Budgeting is a vital estimation process where an organization plans for the future using the estimates and reduce additional costs. Budgets ensure that the business focuses only on the critical expenditure. Budgeting is essential because it ensures that the business does not plunge into losses (Ningsih & Sari, 2019). Budget variances are the differences between budgeted and actual values and are used to help managers make informed decisions. Favorable variations mean that the business is operating effectively. A payback period is the estimated time required for the business to profit. It is calculated by dividing the investment by the cash flow. Discounted future cash flow is a unique concept used to determine the profit margins the business will likely make, given the fixed projections.
Qualitative Factors Influencing Investment Decisions and Internal Value of Return
Investment success is determined by numerous qualitative factors such as management integrity, corporate governance, competitive advantage, and the robustness of the business model. Before investing resources into the business, the management must prepare a checklist to ensure that all the factors favor the investment before proceeding. A net present value graph determines how the organization’s profits may be improved. The graphs are essential because they are sensitive to different discount rates, and therefore it is vital to help businesses make better decisions on discounts after noting the market dynamics.
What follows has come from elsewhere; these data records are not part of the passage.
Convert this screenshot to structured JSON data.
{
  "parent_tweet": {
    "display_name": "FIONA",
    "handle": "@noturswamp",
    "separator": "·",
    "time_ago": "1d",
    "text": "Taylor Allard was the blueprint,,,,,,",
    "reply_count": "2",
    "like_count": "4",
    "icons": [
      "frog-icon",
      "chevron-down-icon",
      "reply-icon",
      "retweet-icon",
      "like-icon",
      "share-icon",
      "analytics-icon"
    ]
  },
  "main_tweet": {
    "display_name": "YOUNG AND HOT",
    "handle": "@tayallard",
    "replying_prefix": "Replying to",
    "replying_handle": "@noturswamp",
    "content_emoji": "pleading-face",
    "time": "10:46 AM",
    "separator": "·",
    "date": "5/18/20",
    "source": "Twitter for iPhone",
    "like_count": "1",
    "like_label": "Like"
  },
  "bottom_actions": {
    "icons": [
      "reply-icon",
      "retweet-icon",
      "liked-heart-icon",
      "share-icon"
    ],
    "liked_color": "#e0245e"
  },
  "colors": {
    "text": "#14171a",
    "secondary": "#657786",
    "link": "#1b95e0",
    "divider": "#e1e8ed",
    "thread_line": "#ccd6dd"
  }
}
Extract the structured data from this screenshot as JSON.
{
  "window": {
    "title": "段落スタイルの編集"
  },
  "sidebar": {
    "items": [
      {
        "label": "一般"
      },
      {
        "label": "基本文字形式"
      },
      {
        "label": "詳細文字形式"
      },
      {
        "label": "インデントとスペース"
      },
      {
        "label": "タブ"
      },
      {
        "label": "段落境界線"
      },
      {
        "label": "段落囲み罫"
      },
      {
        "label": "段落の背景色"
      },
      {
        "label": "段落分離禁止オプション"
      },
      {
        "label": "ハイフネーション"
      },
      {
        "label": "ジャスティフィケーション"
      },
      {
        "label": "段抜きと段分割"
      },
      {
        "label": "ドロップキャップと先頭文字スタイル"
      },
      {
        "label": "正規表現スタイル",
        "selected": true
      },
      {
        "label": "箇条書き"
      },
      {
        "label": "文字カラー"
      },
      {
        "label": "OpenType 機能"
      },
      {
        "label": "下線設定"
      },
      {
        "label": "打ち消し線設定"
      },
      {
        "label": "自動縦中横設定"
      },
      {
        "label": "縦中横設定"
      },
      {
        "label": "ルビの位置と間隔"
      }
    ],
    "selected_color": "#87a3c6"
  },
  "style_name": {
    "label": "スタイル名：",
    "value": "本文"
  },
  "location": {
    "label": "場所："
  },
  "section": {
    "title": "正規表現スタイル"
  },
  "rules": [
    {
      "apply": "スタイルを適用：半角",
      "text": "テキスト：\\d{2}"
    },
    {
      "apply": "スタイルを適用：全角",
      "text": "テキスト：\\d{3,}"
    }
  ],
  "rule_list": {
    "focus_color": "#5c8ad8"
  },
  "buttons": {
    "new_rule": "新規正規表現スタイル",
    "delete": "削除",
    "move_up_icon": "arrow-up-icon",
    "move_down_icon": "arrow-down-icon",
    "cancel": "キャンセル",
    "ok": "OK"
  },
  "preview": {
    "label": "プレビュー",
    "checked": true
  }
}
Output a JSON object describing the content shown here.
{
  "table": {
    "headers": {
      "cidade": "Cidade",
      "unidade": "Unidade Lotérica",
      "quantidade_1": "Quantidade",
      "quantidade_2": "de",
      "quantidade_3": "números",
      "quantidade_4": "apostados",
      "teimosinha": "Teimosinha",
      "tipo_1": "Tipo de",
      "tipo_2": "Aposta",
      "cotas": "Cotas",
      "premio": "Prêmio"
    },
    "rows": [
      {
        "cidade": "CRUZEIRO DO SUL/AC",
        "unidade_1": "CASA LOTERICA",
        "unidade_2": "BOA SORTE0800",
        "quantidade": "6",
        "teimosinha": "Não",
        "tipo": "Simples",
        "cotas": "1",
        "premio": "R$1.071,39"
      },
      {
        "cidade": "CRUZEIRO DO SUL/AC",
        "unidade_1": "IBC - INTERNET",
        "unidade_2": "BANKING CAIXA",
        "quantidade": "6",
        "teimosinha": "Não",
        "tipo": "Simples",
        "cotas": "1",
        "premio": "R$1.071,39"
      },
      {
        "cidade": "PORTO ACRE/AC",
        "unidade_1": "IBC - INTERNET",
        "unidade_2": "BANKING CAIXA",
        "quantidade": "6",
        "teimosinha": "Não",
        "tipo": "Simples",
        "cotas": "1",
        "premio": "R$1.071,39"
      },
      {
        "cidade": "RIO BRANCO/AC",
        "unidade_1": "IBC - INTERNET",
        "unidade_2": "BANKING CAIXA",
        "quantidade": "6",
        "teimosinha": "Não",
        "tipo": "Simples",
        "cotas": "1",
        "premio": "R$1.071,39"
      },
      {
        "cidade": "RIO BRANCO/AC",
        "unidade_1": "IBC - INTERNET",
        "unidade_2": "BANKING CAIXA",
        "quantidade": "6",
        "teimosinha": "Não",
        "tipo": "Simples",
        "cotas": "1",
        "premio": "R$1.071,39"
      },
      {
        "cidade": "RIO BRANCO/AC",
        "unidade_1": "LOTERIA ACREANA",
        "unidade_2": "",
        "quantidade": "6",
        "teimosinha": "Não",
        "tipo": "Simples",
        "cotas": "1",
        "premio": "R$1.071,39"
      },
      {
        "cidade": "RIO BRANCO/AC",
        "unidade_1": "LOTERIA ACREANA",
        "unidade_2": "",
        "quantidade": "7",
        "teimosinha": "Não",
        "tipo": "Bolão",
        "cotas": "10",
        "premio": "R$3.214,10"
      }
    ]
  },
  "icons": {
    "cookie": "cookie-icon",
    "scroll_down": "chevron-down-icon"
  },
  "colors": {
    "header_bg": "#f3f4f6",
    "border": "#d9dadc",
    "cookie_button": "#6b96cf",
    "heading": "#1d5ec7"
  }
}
Ainsworth, P., & Deines, D. (2019). Introduction to accounting: An integrated approach. John Wiley & Sons.
Franklin, M., Graybeal, P., & Cooper, D. (2019). Principles of Accounting Volume 2 Managerial Accounting. OpenStax, Rice University.
Ningsih, S., & Sari, S. P. (2019). Analysis Of The Effect Of Liquidity Ratios, Solvability Ratios, And Profitability Ratios On Firm Value In Go Public Companies In The Automotive And Component Sectors. International Journal of Economics, Business, and Accounting Research (IJEBAR), 3(04).
Stevanovic, S., Minovic, J., & Ljumovic, I. (2019). Liquidity profitability trade-off: Evidence from medium enterprises. Management: Journal of Sustainable Business and Management Solutions in Emerging Economies, 24(3), 71-81.
Weygandt, J. J., Kimmel, P. D., & Kieso, D. E. (2018). Financial and managerial accounting. John Wiley & Sons.